Why only girls?
A good question with a complicated answer. Bear with me.
GirlSense & NonSense carries the weight of a larger social and political urgency to address the lack of political efficacy and overall sense of power felt by young girls (and women) in our society.
Let’s dissect that rather ambitious, wordy statement with some key figures and statistics:
- According to the American Psychological Association (APA), the sexual objectification of women is a national epidemic and research has only begun to scratch the surface of the mental and emotional effects.
One APA study found exposure to sexually objectifying media has greatly influenced overall conceptions of self-worth in women and other issues including “body shame, appearance anxiety, internalization of cultural standards of beauty, body dissatisfaction, and disordered eating symptoms.” (1)
To understand the depths of our image/body obsessed culture and its effects on young girls: “One study reports that at age thirteen, 53% of American girls are ‘unhappy with their bodies.’ This grows to 78% by the time girls reach seventeen.” (2) “8,000,000 or more people in the United States have an eating disorder. 90% are women. Eating disorders usually start in the teens but may begin as early as age 8.” (2)
Girls need media to reflect their wholeness as human beings, mind and body.
- “Women make up 17% of congress. The 2010 mid-term election is the first time women have not made gains in congress since 1979. 9.67 countries in the world have had female presidents or prime ministers. The United States is not one of them. Cuba, China, Iraq and Afghanistan have more women in government than the US.” (3)
- The Women & Politics Institute reports that the biggest barrier preventing women from running for office is themselves.
In their 2011 study, men were “almost 60 percent more likely than women to assess themselves as ‘very qualified’ to run for office. Women in the sample are more than twice as likely as men to rate themselves as ‘not at all qualified.’ This startling statistic cannot be correlated with political experience or general participation in politics. Women in the study were found to be just as politically engaged as their male counterparts. The study clarifies: “Women’s self-doubts are important not only because they speak to deeply embedded gendered perceptions, but also because they play a much larger role than do men’s in depressing the likelihood of considering a candidacy.” (4)
Let’s bring it all together:
In a culture that values body over mind, the sexual objectification of women in the media results in a decreased sense of self-worth and overall confidence. This, in turn, directly impacts the willingness and confidence of women to seek positions of leadership.
In a representative democracy where only 17% of women make up congress, women are not equally represented and their experiences and stories are effectively silenced.

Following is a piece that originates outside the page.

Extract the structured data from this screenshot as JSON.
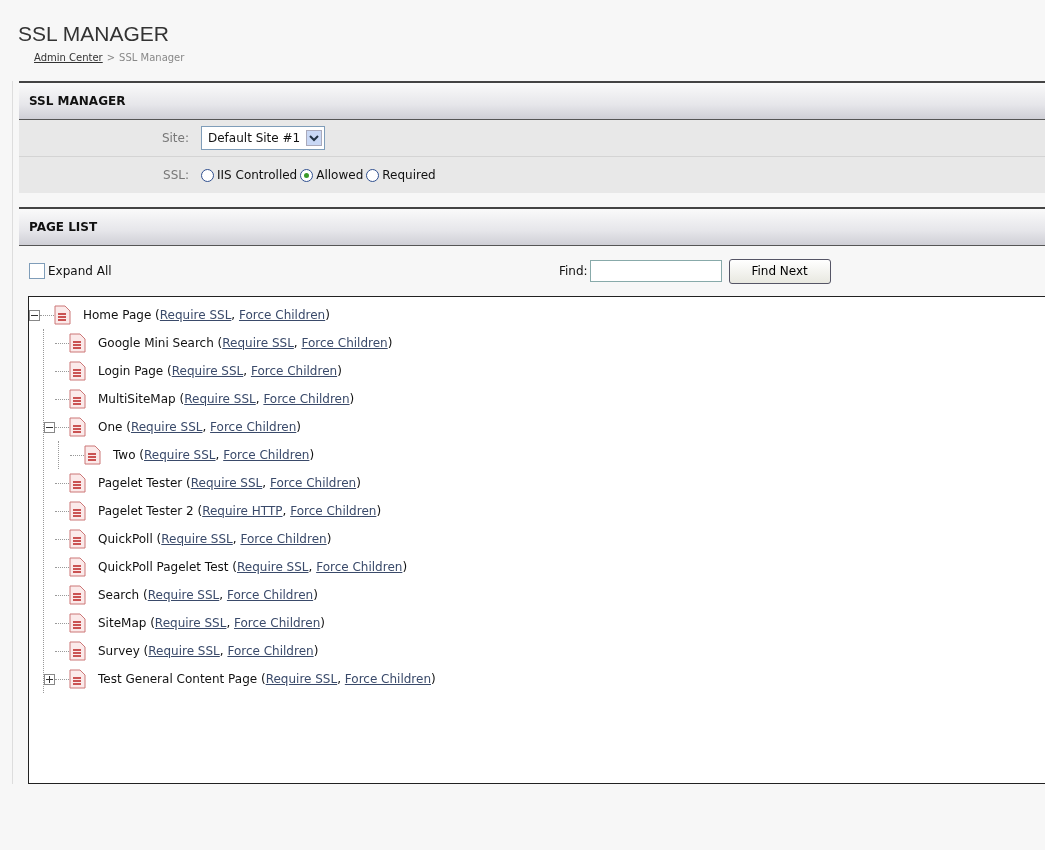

GirlSense & NonSense is dedicated to simply sharing the stories of young women. Why only girls? Because we’re also a part of larger story, a larger battle, to reclaim the mind, body, and spirit of girls in our society. At the very least in our own community, we aim to be a media outlet which values the experiences of young girls so as to empower them to continue to share their minds in the future.
It has to start somewhere.
I’ll admit, even as a 23-year-old girl/woman, confidence is something I have to work at every day, and especially when it comes to sharing my work with others. In college and even now, my greatest hurdle as a writer was not ever the act of writing itself, but understanding that someone was interested in hearing my story. And once I knew someone was listening, I’ve never felt surer of myself and my art.
I’m listening. GirlSense & NonSense is listening. Are you listening?
P.S. If you’re reading this and you’re a girl: what are you waiting for? Share yourself, your story, your art, your perspective before our August 31st deadline and be featured in our September issue. Click here for submission guidelines.
(1) Szymanski, D. M., L. B. Moffitt, and E. R. Carr. “Sexual Objectification of Women: Advances to Theory and Research 1 7.” The Counseling Psychologist 39.1 (2010): 6-38. American Psychological Association. Web. <http://www.apa.org/education/ce/sexual-objectification.pdf>.
(2) “Teen Health and the Media.” Teen Health and the Media. N.p., n.d. Web. 25 Aug. 2014. <http://depts.washington.edu/thmedia/view.cgi?section=bodyimage&page=fastfacts>.
(3) Ettus, Samantha. “25 Alarm Bells for Women: Sounds from Miss Representation.” Forbes. Forbes Magazine, 21 Oct. 2011. Web. 25 Aug. 2014. <http://www.forbes.com/sites/samanthaettus/2011/10/21/25-alarm-bells-for-women-sounds-from-miss-representation/>.
(4) Lawless, Jennifer, and Richard Fox. Men Rule: The Continued Under-Representation of Women in U.S. Politics. N.p.: Women & Politics Institute, 2012. American University. School of Public Affairs. Web.